**What to do**: From the first line to the last, print the material exactly, skipping the pictures.

**Dataset records**:
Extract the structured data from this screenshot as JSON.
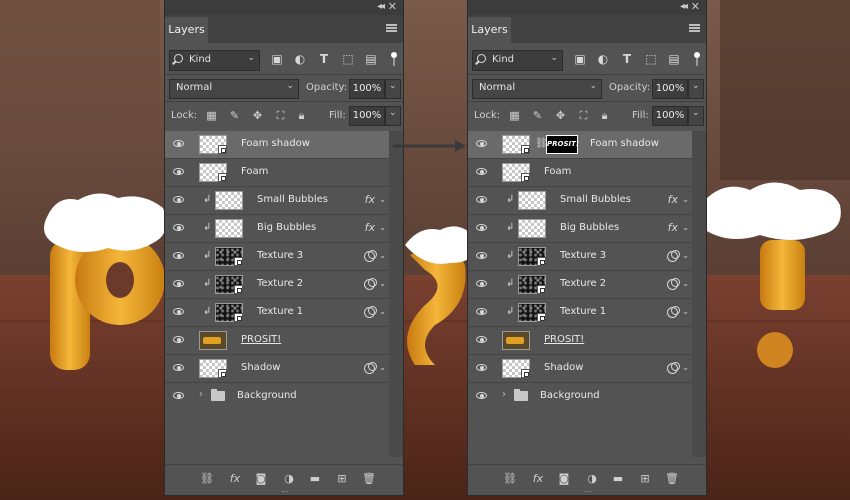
{
  "colors": {
    "panel": "#535353",
    "selected_row": "#6a6a6a",
    "header": "#3c3c3c",
    "wood": "#6b3a2a"
  },
  "panels": [
    {
      "tab": "Layers",
      "kind": "Kind",
      "blend_mode": "Normal",
      "opacity_label": "Opacity:",
      "opacity": "100%",
      "lock_label": "Lock:",
      "fill_label": "Fill:",
      "fill": "100%",
      "layers": [
        {
          "name": "Foam shadow",
          "thumb": "smart",
          "selected": true
        },
        {
          "name": "Foam",
          "thumb": "smart"
        },
        {
          "name": "Small Bubbles",
          "thumb": "checker",
          "clip": true,
          "badge": "fx"
        },
        {
          "name": "Big Bubbles",
          "thumb": "checker",
          "clip": true,
          "badge": "fx"
        },
        {
          "name": "Texture 3",
          "thumb": "dark",
          "clip": true,
          "badge": "smartfilter"
        },
        {
          "name": "Texture 2",
          "thumb": "dark",
          "clip": true,
          "badge": "smartfilter"
        },
        {
          "name": "Texture 1",
          "thumb": "dark",
          "clip": true,
          "badge": "smartfilter"
        },
        {
          "name": "PROSIT!",
          "thumb": "gold",
          "underline": true
        },
        {
          "name": "Shadow",
          "thumb": "smart",
          "badge": "smartfilter"
        },
        {
          "name": "Background",
          "thumb": "folder"
        }
      ]
    },
    {
      "tab": "Layers",
      "kind": "Kind",
      "blend_mode": "Normal",
      "opacity_label": "Opacity:",
      "opacity": "100%",
      "lock_label": "Lock:",
      "fill_label": "Fill:",
      "fill": "100%",
      "mask_text": "PROSIT!",
      "layers": [
        {
          "name": "Foam shadow",
          "thumb": "smart",
          "selected": true,
          "mask": true
        },
        {
          "name": "Foam",
          "thumb": "smart"
        },
        {
          "name": "Small Bubbles",
          "thumb": "checker",
          "clip": true,
          "badge": "fx"
        },
        {
          "name": "Big Bubbles",
          "thumb": "checker",
          "clip": true,
          "badge": "fx"
        },
        {
          "name": "Texture 3",
          "thumb": "dark",
          "clip": true,
          "badge": "smartfilter"
        },
        {
          "name": "Texture 2",
          "thumb": "dark",
          "clip": true,
          "badge": "smartfilter"
        },
        {
          "name": "Texture 1",
          "thumb": "dark",
          "clip": true,
          "badge": "smartfilter"
        },
        {
          "name": "PROSIT!",
          "thumb": "gold",
          "underline": true
        },
        {
          "name": "Shadow",
          "thumb": "smart",
          "badge": "smartfilter"
        },
        {
          "name": "Background",
          "thumb": "folder"
        }
      ]
    }
  ]
}
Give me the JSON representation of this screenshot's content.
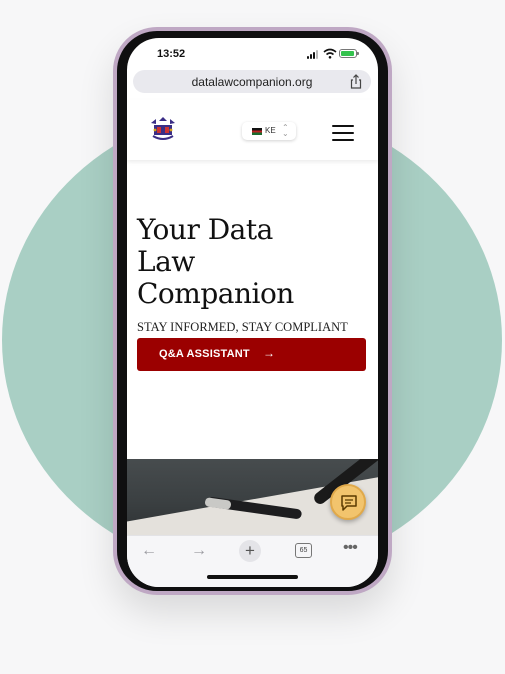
{
  "status_bar": {
    "time": "13:52"
  },
  "browser": {
    "url": "datalawcompanion.org",
    "tab_count": "65"
  },
  "header": {
    "country_code": "KE"
  },
  "hero": {
    "title_lines": [
      "Your Data",
      "Law",
      "Companion"
    ],
    "subtitle": "STAY INFORMED, STAY COMPLIANT",
    "cta_label": "Q&A ASSISTANT",
    "cta_arrow": "→"
  },
  "toolbar": {
    "back": "←",
    "forward": "→",
    "new_tab": "+",
    "more": "•••"
  },
  "colors": {
    "accent": "#9b0000",
    "backdrop_circle": "#a9cfc4",
    "phone_frame": "#bfa8c4",
    "chat_button": "#f2c46d"
  },
  "icons": [
    "share-icon",
    "logo-icon",
    "flag-icon",
    "chevron-updown-icon",
    "hamburger-icon",
    "arrow-right-icon",
    "chat-icon",
    "back-icon",
    "forward-icon",
    "plus-icon",
    "tabs-icon",
    "more-icon"
  ]
}
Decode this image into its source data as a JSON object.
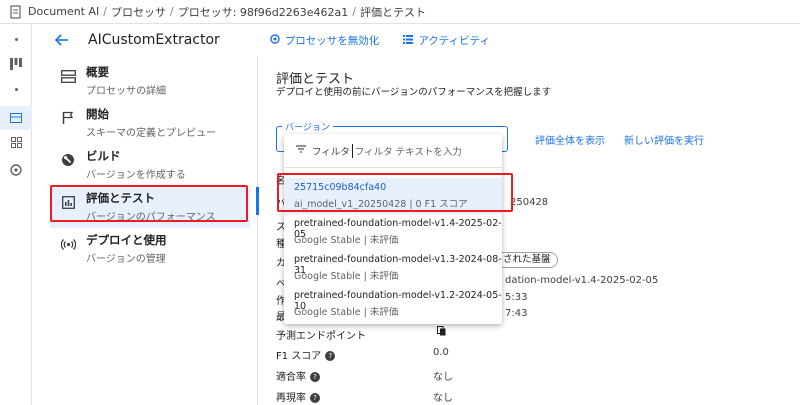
{
  "breadcrumb": {
    "items": [
      "Document AI",
      "プロセッサ",
      "プロセッサ: 98f96d2263e462a1",
      "評価とテスト"
    ]
  },
  "header": {
    "title": "AICustomExtractor",
    "disable_label": "プロセッサを無効化",
    "activity_label": "アクティビティ"
  },
  "nav": {
    "items": [
      {
        "label": "概要",
        "sub": "プロセッサの詳細",
        "icon": "overview-icon"
      },
      {
        "label": "開始",
        "sub": "スキーマの定義とプレビュー",
        "icon": "flag-icon"
      },
      {
        "label": "ビルド",
        "sub": "バージョンを作成する",
        "icon": "build-icon"
      },
      {
        "label": "評価とテスト",
        "sub": "バージョンのパフォーマンス",
        "icon": "chart-icon"
      },
      {
        "label": "デプロイと使用",
        "sub": "バージョンの管理",
        "icon": "deploy-icon"
      }
    ]
  },
  "main": {
    "title": "評価とテスト",
    "subtitle": "デプロイと使用の前にバージョンのパフォーマンスを把握します",
    "version_label": "バージョン",
    "eval_all_link": "評価全体を表示",
    "new_eval_link": "新しい評価を実行",
    "partial_values": {
      "v1": "250428",
      "v2": "された基盤",
      "v3": "dation-model-v1.4-2025-02-05",
      "v4": "5:33",
      "v5": "7:43"
    },
    "details": [
      {
        "label": "予測エンドポイント",
        "value": ""
      },
      {
        "label": "F1 スコア",
        "value": "0.0"
      },
      {
        "label": "適合率",
        "value": "なし"
      },
      {
        "label": "再現率",
        "value": "なし"
      }
    ],
    "left_labels": [
      "名",
      "バ",
      "ス",
      "種",
      "カ",
      "ベ",
      "作",
      "最"
    ]
  },
  "dropdown": {
    "filter_label": "フィルタ",
    "filter_placeholder": "フィルタ テキストを入力",
    "options": [
      {
        "title": "25715c09b84cfa40",
        "sub": "ai_model_v1_20250428 | 0 F1 スコア"
      },
      {
        "title": "pretrained-foundation-model-v1.4-2025-02-05",
        "sub": "Google Stable | 未評価"
      },
      {
        "title": "pretrained-foundation-model-v1.3-2024-08-31",
        "sub": "Google Stable | 未評価"
      },
      {
        "title": "pretrained-foundation-model-v1.2-2024-05-10",
        "sub": "Google Stable | 未評価"
      }
    ]
  },
  "colors": {
    "accent": "#1a73e8",
    "highlight": "#ea1c24",
    "selected_bg": "#e8f0fe"
  }
}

**Response area**:
Extract the structured data from this screenshot as JSON.
{
  "colors": {
    "panel": "#535353",
    "selected_row": "#6a6a6a",
    "header": "#3c3c3c",
    "wood": "#6b3a2a"
  },
  "panels": [
    {
      "tab": "Layers",
      "kind": "Kind",
      "blend_mode": "Normal",
      "opacity_label": "Opacity:",
      "opacity": "100%",
      "lock_label": "Lock:",
      "fill_label": "Fill:",
      "fill": "100%",
      "layers": [
        {
          "name": "Foam shadow",
          "thumb": "smart",
          "selected": true
        },
        {
          "name": "Foam",
          "thumb": "smart"
        },
        {
          "name": "Small Bubbles",
          "thumb": "checker",
          "clip": true,
          "badge": "fx"
        },
        {
          "name": "Big Bubbles",
          "thumb": "checker",
          "clip": true,
          "badge": "fx"
        },
        {
          "name": "Texture 3",
          "thumb": "dark",
          "clip": true,
          "badge": "smartfilter"
        },
        {
          "name": "Texture 2",
          "thumb": "dark",
          "clip": true,
          "badge": "smartfilter"
        },
        {
          "name": "Texture 1",
          "thumb": "dark",
          "clip": true,
          "badge": "smartfilter"
        },
        {
          "name": "PROSIT!",
          "thumb": "gold",
          "underline": true
        },
        {
          "name": "Shadow",
          "thumb": "smart",
          "badge": "smartfilter"
        },
        {
          "name": "Background",
          "thumb": "folder"
        }
      ]
    },
    {
      "tab": "Layers",
      "kind": "Kind",
      "blend_mode": "Normal",
      "opacity_label": "Opacity:",
      "opacity": "100%",
      "lock_label": "Lock:",
      "fill_label": "Fill:",
      "fill": "100%",
      "mask_text": "PROSIT!",
      "layers": [
        {
          "name": "Foam shadow",
          "thumb": "smart",
          "selected": true,
          "mask": true
        },
        {
          "name": "Foam",
          "thumb": "smart"
        },
        {
          "name": "Small Bubbles",
          "thumb": "checker",
          "clip": true,
          "badge": "fx"
        },
        {
          "name": "Big Bubbles",
          "thumb": "checker",
          "clip": true,
          "badge": "fx"
        },
        {
          "name": "Texture 3",
          "thumb": "dark",
          "clip": true,
          "badge": "smartfilter"
        },
        {
          "name": "Texture 2",
          "thumb": "dark",
          "clip": true,
          "badge": "smartfilter"
        },
        {
          "name": "Texture 1",
          "thumb": "dark",
          "clip": true,
          "badge": "smartfilter"
        },
        {
          "name": "PROSIT!",
          "thumb": "gold",
          "underline": true
        },
        {
          "name": "Shadow",
          "thumb": "smart",
          "badge": "smartfilter"
        },
        {
          "name": "Background",
          "thumb": "folder"
        }
      ]
    }
  ]
}
Give me the JSON representation of this screenshot's content.
{
  "status_bar": {
    "time": "13:52"
  },
  "browser": {
    "url": "datalawcompanion.org",
    "tab_count": "65"
  },
  "header": {
    "country_code": "KE"
  },
  "hero": {
    "title_lines": [
      "Your Data",
      "Law",
      "Companion"
    ],
    "subtitle": "STAY INFORMED, STAY COMPLIANT",
    "cta_label": "Q&A ASSISTANT",
    "cta_arrow": "→"
  },
  "toolbar": {
    "back": "←",
    "forward": "→",
    "new_tab": "+",
    "more": "•••"
  },
  "colors": {
    "accent": "#9b0000",
    "backdrop_circle": "#a9cfc4",
    "phone_frame": "#bfa8c4",
    "chat_button": "#f2c46d"
  },
  "icons": [
    "share-icon",
    "logo-icon",
    "flag-icon",
    "chevron-updown-icon",
    "hamburger-icon",
    "arrow-right-icon",
    "chat-icon",
    "back-icon",
    "forward-icon",
    "plus-icon",
    "tabs-icon",
    "more-icon"
  ]
}
Decode this image into its source data as a JSON object.
{
  "breadcrumb": {
    "items": [
      "Document AI",
      "プロセッサ",
      "プロセッサ: 98f96d2263e462a1",
      "評価とテスト"
    ]
  },
  "header": {
    "title": "AICustomExtractor",
    "disable_label": "プロセッサを無効化",
    "activity_label": "アクティビティ"
  },
  "nav": {
    "items": [
      {
        "label": "概要",
        "sub": "プロセッサの詳細",
        "icon": "overview-icon"
      },
      {
        "label": "開始",
        "sub": "スキーマの定義とプレビュー",
        "icon": "flag-icon"
      },
      {
        "label": "ビルド",
        "sub": "バージョンを作成する",
        "icon": "build-icon"
      },
      {
        "label": "評価とテスト",
        "sub": "バージョンのパフォーマンス",
        "icon": "chart-icon"
      },
      {
        "label": "デプロイと使用",
        "sub": "バージョンの管理",
        "icon": "deploy-icon"
      }
    ]
  },
  "main": {
    "title": "評価とテスト",
    "subtitle": "デプロイと使用の前にバージョンのパフォーマンスを把握します",
    "version_label": "バージョン",
    "eval_all_link": "評価全体を表示",
    "new_eval_link": "新しい評価を実行",
    "partial_values": {
      "v1": "250428",
      "v2": "された基盤",
      "v3": "dation-model-v1.4-2025-02-05",
      "v4": "5:33",
      "v5": "7:43"
    },
    "details": [
      {
        "label": "予測エンドポイント",
        "value": ""
      },
      {
        "label": "F1 スコア",
        "value": "0.0"
      },
      {
        "label": "適合率",
        "value": "なし"
      },
      {
        "label": "再現率",
        "value": "なし"
      }
    ],
    "left_labels": [
      "名",
      "バ",
      "ス",
      "種",
      "カ",
      "ベ",
      "作",
      "最"
    ]
  },
  "dropdown": {
    "filter_label": "フィルタ",
    "filter_placeholder": "フィルタ テキストを入力",
    "options": [
      {
        "title": "25715c09b84cfa40",
        "sub": "ai_model_v1_20250428 | 0 F1 スコア"
      },
      {
        "title": "pretrained-foundation-model-v1.4-2025-02-05",
        "sub": "Google Stable | 未評価"
      },
      {
        "title": "pretrained-foundation-model-v1.3-2024-08-31",
        "sub": "Google Stable | 未評価"
      },
      {
        "title": "pretrained-foundation-model-v1.2-2024-05-10",
        "sub": "Google Stable | 未評価"
      }
    ]
  },
  "colors": {
    "accent": "#1a73e8",
    "highlight": "#ea1c24",
    "selected_bg": "#e8f0fe"
  }
}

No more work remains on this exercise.